Most people I know try to do their part in getting over their own angst: donating for causes they are passionate about, taking trips to parts of the world that need a caring hand, giving up on creature comforts, etc. And the people I talk about are the regular kind -- people with jobs and a family, people who pay mortgages, and have car loans; people who can't exactly quit everything they have and go to Tibet, for instance. But I always notice that most people are not completely happy with their lives, despite everything they have been able to build for themselves. Something is always inadequate -- either it's a job, a relationship, or lack of sleep because of a newborn, a house that's too small, or a car too slow, the dress is too tight or food that's not just right, all of which are valid reasons for frustration. And then there are those few I have been fortunate to interact with, those who seem genuinely happy, rolling with the punches life's throwing at them. People who take setbacks like the changing seasons, once too cold and frigid will soon change to glorious warmth and sunshine.

And then, it came to me -- the reason for my frustration. I want people, including myself, to be happy! I want everyone around me to realize that there is so much more good than bad, so much more to be thankful for than not, and so much more happiness, if we only knew where to look for it. The I-don't-care-what-today-might-bring-but-I-will-be-happy happy, the stop-and-look-at-how-far-you-have-come-in-the-last-ten-years happy, and the I-am-so-grateful-I-have-a-healthy-body happy! If everyone is aiming towards happiness as a state of being, and feels grateful about a tremendously fortunate life, then there will be a higher understanding of the misfortunes of others. We, as human beings, are inherently destructive and sadistic (if you don't believe me just read the news), so a state of contention with self is something that has to be actually practiced to achieve. And by happy or content, I don't mean that one can never feel any other sentiment. It is just the ability to step out of a debilitating emotional state into a state of understanding that one can deal with.

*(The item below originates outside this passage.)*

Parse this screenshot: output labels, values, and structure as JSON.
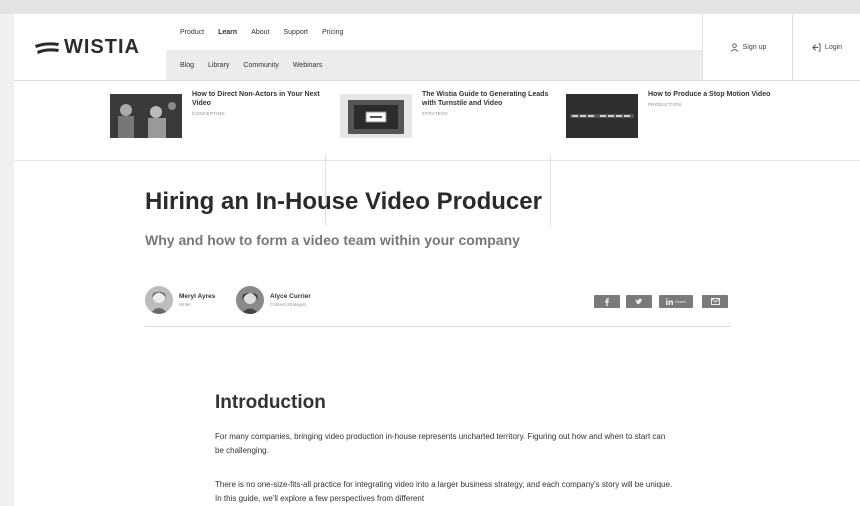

And how can we do that? Let's start simple. Let's make a list of all the things in our life that we are grateful for, and a list of our passions -- things that we would do if there was nothing else to do. And then let's try to figure out a life that allows us to do those things for as long as is humanly and practically possible. It could be for only a few minutes every day, or a few hours every week! It could be anything that brings to closer to yourself but you never seem to have the time for; a book you always wanted to read (even if it's a few lines a time), a painting you've always imagined you'd make (even a postcard sized one), dancing a few steps that take your breath away, talking to a close friend from a lifetime ago, a ride on the bus with nowhere to go, a chance to pet a dog on the street, a smile to everyone you meet in the morning, or the evening, one cup of delightfully brewed coffee, a long soak in the bathtub, buying a bunch of flowers for your living room, or a tune that you heard when you were little. It could be anything and it doesn't have to cost much.

And it should make you so completely happy that you forget about everything unhappy in your life, even if it's only for that moment! Once you find that thing, or things, practice it. And be sure to revel in that happiness, take it all in. Let your body and your mind swim with glorious delight in the heartwarming ripples it creates. And then replicate it whenever you get a chance. I promise you will feel a lot lighter than you have felt before, and much better than any expensive vacation or massage you could have taken. And if you are unable to find what works for you, ask those near and dear to you, like your mom or your best friend -- they will know. And then one day maybe, just maybe, we will all be able to stop worrying about the shortcomings of our own lives, and start thinking about those of who really need our attention. But until then, let's give our souls a little bit of what they have so longed for!